Interestingly, the name selected by NASA for its next rover headed to Mars expresses the key lesson we need to take to heart as we prepare to receive the Torah.

NASA is the scientific embodiment of the human effort to transcend our earthly limitations. Somehow, from the depths of our souls, we know there must be more than the globe on which we live. The profound quest for probing the mysteries of the universe is testament to our spiritual awareness of a greater universe – and of a Divine creator.

NASA’s missions deserve names worthy of their historic significance. In its early years, NASA failed this challenge. The seven landers to survey the surface of the moon between 1966 and 1968 in preparation for the landings of Apollo astronauts were simply the word Surveyor followed by a number. The probes that flew past Mars, Venus and Mercury were Mariner 1 through 10, and Viking 1 and Viking 2 were the rockets that NASA successfully landed on Mars in 1976.

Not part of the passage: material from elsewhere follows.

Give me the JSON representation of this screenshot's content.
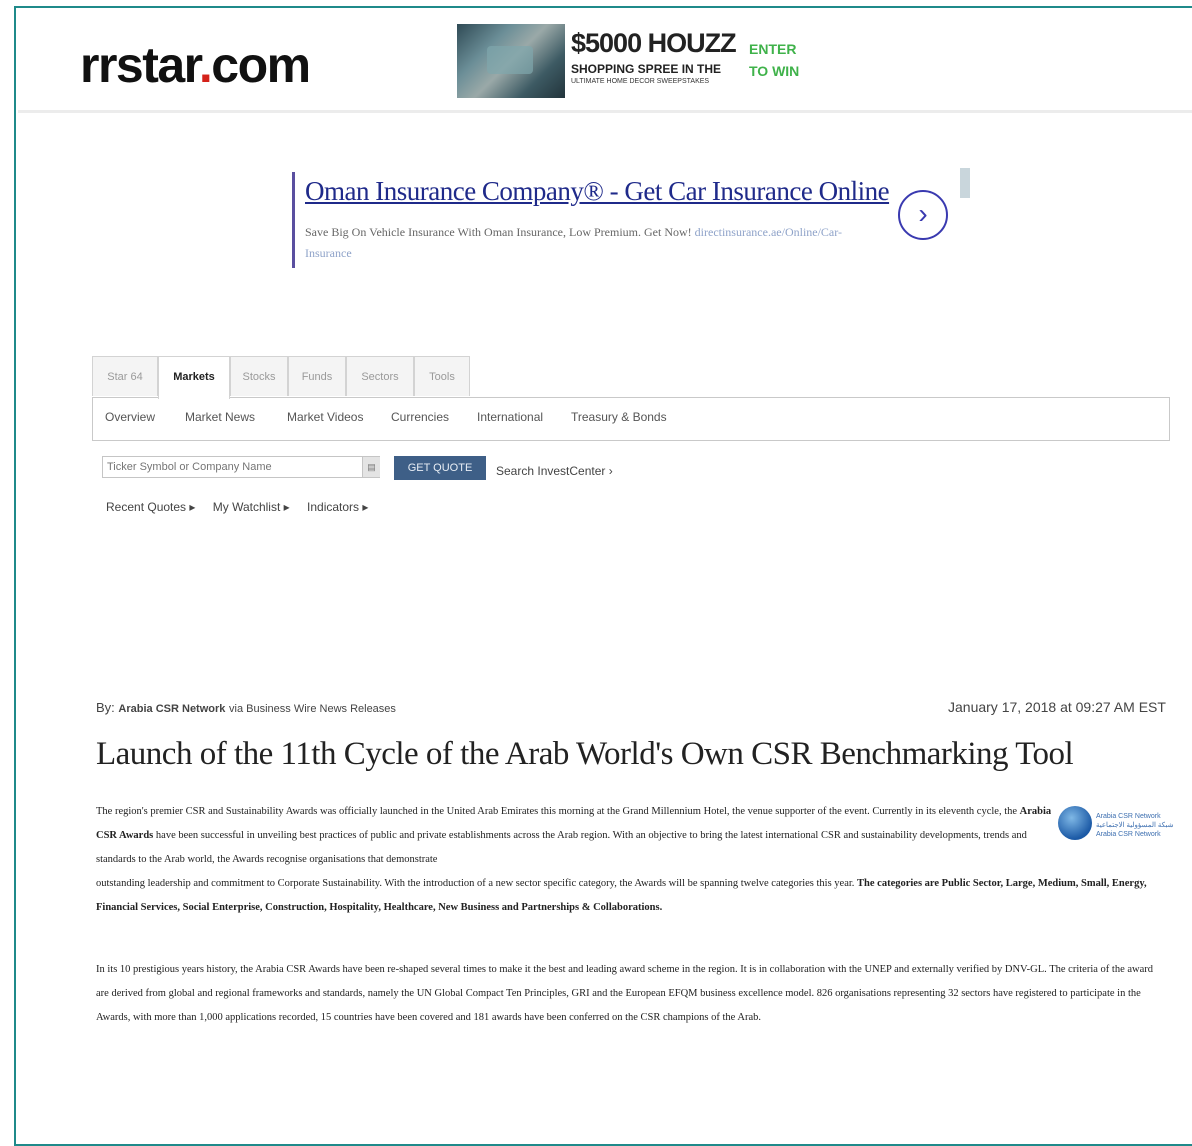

Then NASA had a great idea. Beginning with the Pathfinder mission in 1997, NASA turned to schoolchildren with a naming contest. In 2003, the choices of Sofi Collis, a precocious nine-year-old who was born in Siberia, gave us the emotionally moving names Spirit and Opportunity because, as Sofi wrote, “I used to live in an orphanage. At night, I looked up at the sparkly sky and felt better. I dreamed I could fly there. In America, I can make all my dreams come true. Thank you for the Spirit and the Opportunity.”

This year as well, as NASA was completing plans for the Mars mission scheduled for the red planet this summer, a contest was held for children ranging from kindergartners to high schoolers. There were 28,000 entries and 155 semifinalists. The winner was a seventh grader from Springfield, Virginia. The winning name? One word: Perseverance.

Alexander Mather, in his winning essay, explained: “Curiosity. Insight. Spirit. Opportunity. If you think about it, all of these names of past Mars rovers are qualities we possess as humans. We are always curious and seek opportunity. We have the spirit and insight to explore the moon, Mars and beyond. But, if rovers are to be the qualities of us as a race, we missed the most important thing. Perseverance.”

Perseverance is what will allow us to reach beyond our physical limitations – and get closer to God.

Perseverance is what will bring us to Mars this summer. Perseverance is what will permit us to escape our earthly confines. Perseverance is what will allow us to reach beyond our physical limitations – and get closer to God.

It is true for space travel, just as it is true for our spiritual journey as well.

How do we make the trip from Egypt to Sinai, from the confines of physical bondage to the soaring liberation of holiness? It is not easy to reach the top of a mountain. Living up to the demands of Mount Sinai is a harder climb than reaching the top of Mount Everest. It requires commitment. It requires dedication. But most of all it requires perseverance. Benjamin Disraeli summed it up best: “Through perseverance people win success out of what seemed destined to be certain failure.”

That is the real meaning of counting the days until Shavuot. It is fascinating that the very name of the holiday commemorating our acceptance of the Torah is a word that does not mention the event of that day but rather the preparation for it in the days preceding. Shavuot means weeks – the weeks of perseverance leading up to it which make our commitment to Torah possible.

How can every one of us achieve the ideal of lives committed to holiness, of lives exemplifying the best and the noblest as defined by God himself? It is by way of the one word, perseverance, that will take us to Mars – and beyond that, to Heaven itself.